What is your primary camera? Is it a DSLR? A lower-end pocket digital camera? Or is it a mobile phone? Chances are it’s probably a combination of at least two devices, one of which is primarily used as a phone. I use a good DSLR, but for projects like The Best Camera I rely exclusively on my iPhone, which as we all know, is not particularly good at taking pictures.
More and more people use their mobile phones as a camera (or instead of one) as the quality of the images they produce has improved dramatically over the past few years. And according to a recent report by iSuppli, the low-end digital camera market is under great pressure from mobile phone manufacturers who release more better quality camera phones boasting, among other things, high resolution image sensors.

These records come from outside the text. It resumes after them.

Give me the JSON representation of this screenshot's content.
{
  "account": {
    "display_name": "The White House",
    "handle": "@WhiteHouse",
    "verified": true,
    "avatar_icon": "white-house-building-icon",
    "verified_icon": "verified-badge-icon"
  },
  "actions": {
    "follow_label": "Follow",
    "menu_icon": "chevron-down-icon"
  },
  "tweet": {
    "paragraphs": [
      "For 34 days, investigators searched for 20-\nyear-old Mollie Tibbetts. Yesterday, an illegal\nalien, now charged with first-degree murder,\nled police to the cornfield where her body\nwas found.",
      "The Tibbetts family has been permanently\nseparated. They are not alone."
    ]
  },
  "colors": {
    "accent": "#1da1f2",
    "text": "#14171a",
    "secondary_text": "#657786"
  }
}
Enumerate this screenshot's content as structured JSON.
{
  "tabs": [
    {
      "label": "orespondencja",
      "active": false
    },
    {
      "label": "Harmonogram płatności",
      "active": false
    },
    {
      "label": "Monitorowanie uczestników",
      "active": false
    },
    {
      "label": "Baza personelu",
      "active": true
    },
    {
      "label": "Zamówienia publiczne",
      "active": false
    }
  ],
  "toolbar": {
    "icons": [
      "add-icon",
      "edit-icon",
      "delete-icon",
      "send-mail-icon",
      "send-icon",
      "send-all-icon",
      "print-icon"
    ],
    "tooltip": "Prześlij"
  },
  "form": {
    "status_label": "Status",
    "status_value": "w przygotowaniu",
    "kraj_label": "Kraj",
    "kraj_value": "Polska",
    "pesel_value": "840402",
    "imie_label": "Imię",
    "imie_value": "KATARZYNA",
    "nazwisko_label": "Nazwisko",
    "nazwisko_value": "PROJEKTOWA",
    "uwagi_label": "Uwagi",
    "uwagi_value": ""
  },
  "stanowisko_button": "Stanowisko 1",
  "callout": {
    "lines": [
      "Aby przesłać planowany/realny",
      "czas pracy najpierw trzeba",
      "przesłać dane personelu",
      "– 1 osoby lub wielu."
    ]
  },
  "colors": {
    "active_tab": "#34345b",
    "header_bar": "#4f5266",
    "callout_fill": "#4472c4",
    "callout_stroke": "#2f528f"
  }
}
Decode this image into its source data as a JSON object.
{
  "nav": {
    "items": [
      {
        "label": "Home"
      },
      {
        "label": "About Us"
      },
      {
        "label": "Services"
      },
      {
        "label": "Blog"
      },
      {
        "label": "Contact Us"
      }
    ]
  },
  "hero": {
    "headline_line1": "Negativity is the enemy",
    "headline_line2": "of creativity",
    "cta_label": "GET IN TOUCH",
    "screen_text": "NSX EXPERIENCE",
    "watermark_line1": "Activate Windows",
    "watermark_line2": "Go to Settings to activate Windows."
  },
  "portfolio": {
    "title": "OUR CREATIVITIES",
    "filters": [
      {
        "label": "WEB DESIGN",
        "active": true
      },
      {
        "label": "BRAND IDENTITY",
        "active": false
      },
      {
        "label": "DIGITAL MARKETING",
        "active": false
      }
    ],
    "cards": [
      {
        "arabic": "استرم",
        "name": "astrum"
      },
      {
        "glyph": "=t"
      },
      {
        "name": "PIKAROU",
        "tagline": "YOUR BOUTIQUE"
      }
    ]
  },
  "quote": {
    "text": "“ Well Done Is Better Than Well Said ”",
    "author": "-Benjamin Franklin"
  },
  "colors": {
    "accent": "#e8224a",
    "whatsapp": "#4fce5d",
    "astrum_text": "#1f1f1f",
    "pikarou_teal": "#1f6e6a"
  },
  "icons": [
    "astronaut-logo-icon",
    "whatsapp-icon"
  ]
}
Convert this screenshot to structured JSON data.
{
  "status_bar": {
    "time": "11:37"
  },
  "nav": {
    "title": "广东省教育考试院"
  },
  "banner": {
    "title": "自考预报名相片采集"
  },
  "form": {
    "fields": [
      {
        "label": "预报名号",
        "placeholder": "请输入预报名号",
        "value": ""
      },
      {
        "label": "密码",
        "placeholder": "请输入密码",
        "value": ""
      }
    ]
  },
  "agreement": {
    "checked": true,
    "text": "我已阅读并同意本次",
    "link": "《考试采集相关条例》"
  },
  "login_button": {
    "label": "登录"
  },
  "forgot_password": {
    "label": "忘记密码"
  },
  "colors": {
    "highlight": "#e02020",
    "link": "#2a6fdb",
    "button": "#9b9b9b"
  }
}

iSuppli forecasts that by 2013 the average mobile camera resolution will rise to 5.7 megapixels. Between 2008 and 2009 this resolution rose by 0.6 megapixels, from 1.5 to 2.1 Mp. Within the next three years compact digital cameras will be able to produce images which are, on average, up to 13.9 megapixels in size.
iSuppli reckons that with better image quality management tools mobile phone manufacturers might be able to persuade those who wouldn’t risk “a precious family photo” to ditch their compact cameras for better performing camera phones. It also predicts that Asian and European users will be more willing to make the jump.
It’s all fine and makes sense, but I’m surprised iSuppli in its report ignored one, crucial aspect of the whole issue: the ability to share your photos with the world instantly.
I guess this will be the real deciding factor here. Whether you’re at a gig, witnessing something newsworthy or just want to take a quick photo of something to share, you are probably less worried about the overall quality (which in most cases wouldn’t be that much better if you had a small compact camera on you anyway), but more about being able to share the image.
Mobile phones allow users to do MMS a picture, email it, share it instantly on Facebook, Twitter, other networking sites, upload to Flickr, Picasa, etc. Yes, in theory you could do the same with any camera and an Eye-Fi memory card, but your average Joe probably won’t bother with that. Plus most smartphones – and the iPhone in particular – have some great photo apps like the above mentioned Best Camera app.
So, yes, mobile phones are likely to put pressure and possibly even kill off lower-end cameras (if they haven’t already), but the number of pixels – even though it’s still used as a strong USP in marketing campaigns – will probably not be the most crucial of factors in the future.